■ **The problem**
Return all lines in the data where the string "Server" can be found.

■ **Records for the exercise**
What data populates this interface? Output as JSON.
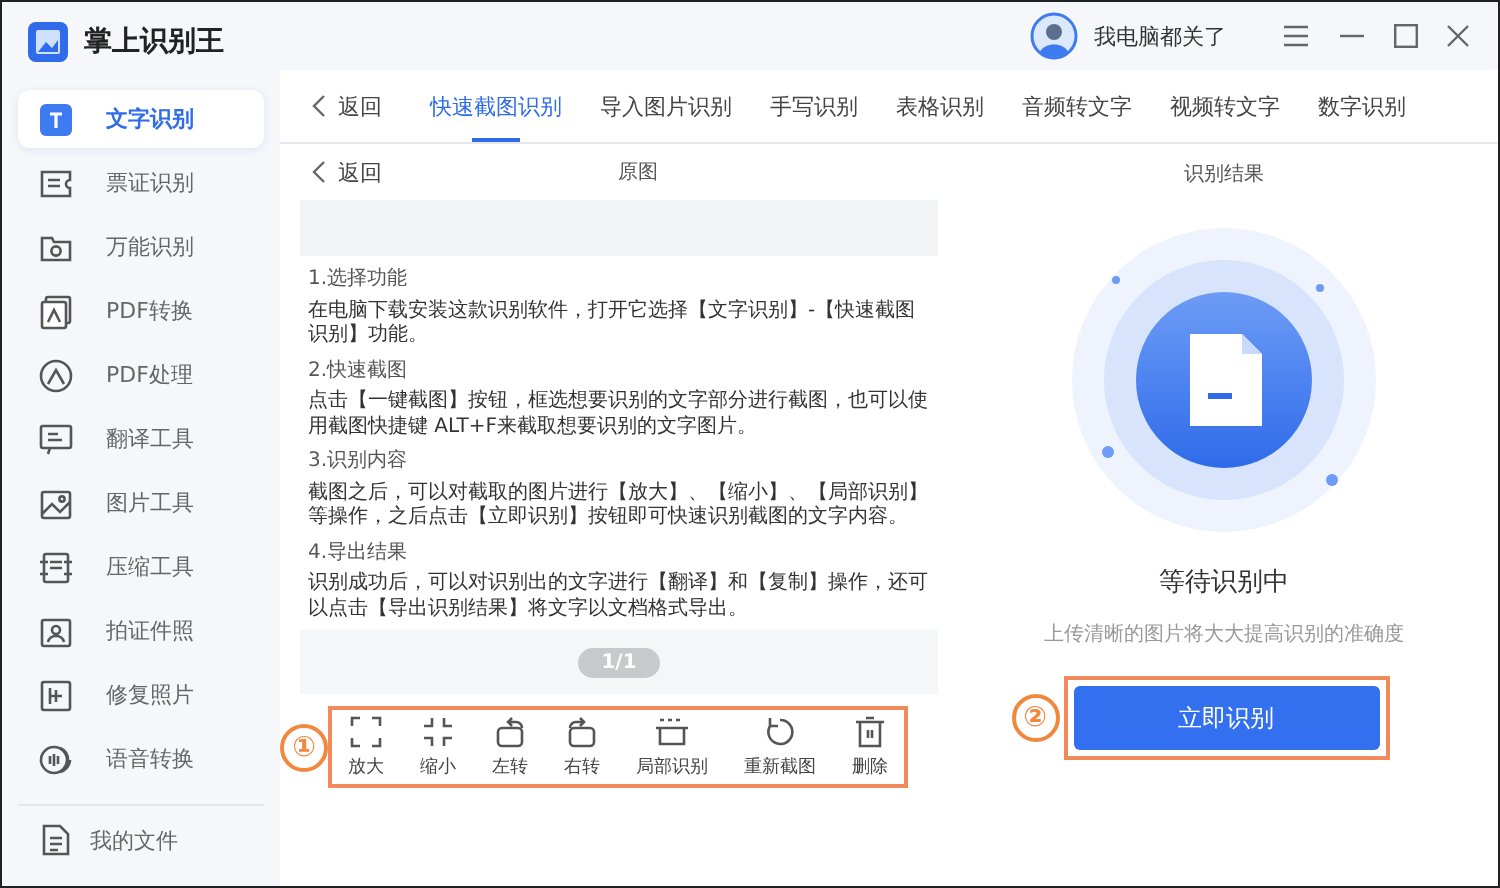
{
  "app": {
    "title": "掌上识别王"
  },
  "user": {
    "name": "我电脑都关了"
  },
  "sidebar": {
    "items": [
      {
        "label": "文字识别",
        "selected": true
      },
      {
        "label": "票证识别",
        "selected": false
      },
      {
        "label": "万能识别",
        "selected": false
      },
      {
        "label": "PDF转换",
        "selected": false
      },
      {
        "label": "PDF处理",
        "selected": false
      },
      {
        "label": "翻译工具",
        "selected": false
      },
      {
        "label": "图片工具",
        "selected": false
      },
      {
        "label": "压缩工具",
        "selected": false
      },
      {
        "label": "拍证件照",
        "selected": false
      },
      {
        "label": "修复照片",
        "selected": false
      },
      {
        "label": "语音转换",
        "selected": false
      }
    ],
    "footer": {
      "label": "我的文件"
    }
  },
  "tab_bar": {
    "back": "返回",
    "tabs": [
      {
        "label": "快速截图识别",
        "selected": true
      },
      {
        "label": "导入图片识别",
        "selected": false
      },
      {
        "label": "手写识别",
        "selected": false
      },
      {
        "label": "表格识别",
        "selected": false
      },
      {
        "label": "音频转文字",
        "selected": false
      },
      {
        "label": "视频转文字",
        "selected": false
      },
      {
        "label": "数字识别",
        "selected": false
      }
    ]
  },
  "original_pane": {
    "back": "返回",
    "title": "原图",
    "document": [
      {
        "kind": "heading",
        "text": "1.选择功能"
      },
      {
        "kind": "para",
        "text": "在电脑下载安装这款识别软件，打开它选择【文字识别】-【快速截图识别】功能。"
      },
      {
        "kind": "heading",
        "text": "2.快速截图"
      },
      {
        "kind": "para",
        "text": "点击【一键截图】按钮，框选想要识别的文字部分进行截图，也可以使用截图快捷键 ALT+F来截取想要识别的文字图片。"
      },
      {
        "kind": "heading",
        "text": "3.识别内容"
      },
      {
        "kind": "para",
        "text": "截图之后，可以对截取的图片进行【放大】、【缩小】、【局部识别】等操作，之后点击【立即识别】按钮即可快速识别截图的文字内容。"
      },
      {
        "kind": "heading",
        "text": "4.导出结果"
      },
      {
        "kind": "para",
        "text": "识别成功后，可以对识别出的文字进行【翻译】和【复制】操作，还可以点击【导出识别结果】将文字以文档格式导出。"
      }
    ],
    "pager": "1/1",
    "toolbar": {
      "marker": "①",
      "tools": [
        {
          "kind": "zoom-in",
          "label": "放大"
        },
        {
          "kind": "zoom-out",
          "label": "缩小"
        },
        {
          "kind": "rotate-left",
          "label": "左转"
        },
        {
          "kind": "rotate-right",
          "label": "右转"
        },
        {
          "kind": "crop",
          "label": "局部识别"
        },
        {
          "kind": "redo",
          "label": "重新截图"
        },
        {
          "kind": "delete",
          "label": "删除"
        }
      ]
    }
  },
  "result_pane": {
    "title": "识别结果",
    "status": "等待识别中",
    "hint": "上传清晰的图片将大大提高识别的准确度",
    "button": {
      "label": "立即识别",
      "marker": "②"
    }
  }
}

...

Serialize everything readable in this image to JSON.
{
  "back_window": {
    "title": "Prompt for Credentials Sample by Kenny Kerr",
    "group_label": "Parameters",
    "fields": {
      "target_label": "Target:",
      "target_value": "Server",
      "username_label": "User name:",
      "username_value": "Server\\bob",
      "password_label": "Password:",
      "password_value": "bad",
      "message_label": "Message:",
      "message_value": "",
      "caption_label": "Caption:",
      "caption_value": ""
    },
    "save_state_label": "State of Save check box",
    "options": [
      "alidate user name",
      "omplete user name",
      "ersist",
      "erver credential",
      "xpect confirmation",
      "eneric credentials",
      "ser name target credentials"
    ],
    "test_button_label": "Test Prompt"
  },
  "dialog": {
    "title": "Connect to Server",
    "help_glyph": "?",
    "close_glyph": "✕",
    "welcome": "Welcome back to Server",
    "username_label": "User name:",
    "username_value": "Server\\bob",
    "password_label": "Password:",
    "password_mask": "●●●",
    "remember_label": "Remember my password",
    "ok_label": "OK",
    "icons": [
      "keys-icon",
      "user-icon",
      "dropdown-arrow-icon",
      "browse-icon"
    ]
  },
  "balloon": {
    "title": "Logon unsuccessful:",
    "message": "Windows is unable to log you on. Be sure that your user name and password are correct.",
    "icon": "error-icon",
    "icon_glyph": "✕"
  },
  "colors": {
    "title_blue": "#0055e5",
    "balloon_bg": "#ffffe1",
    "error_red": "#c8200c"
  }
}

■ **Written answer**
      "target_value": "Server",
      "username_value": "Server\\bob",
    "title": "Connect to Server",
    "welcome": "Welcome back to Server",
    "username_value": "Server\\bob",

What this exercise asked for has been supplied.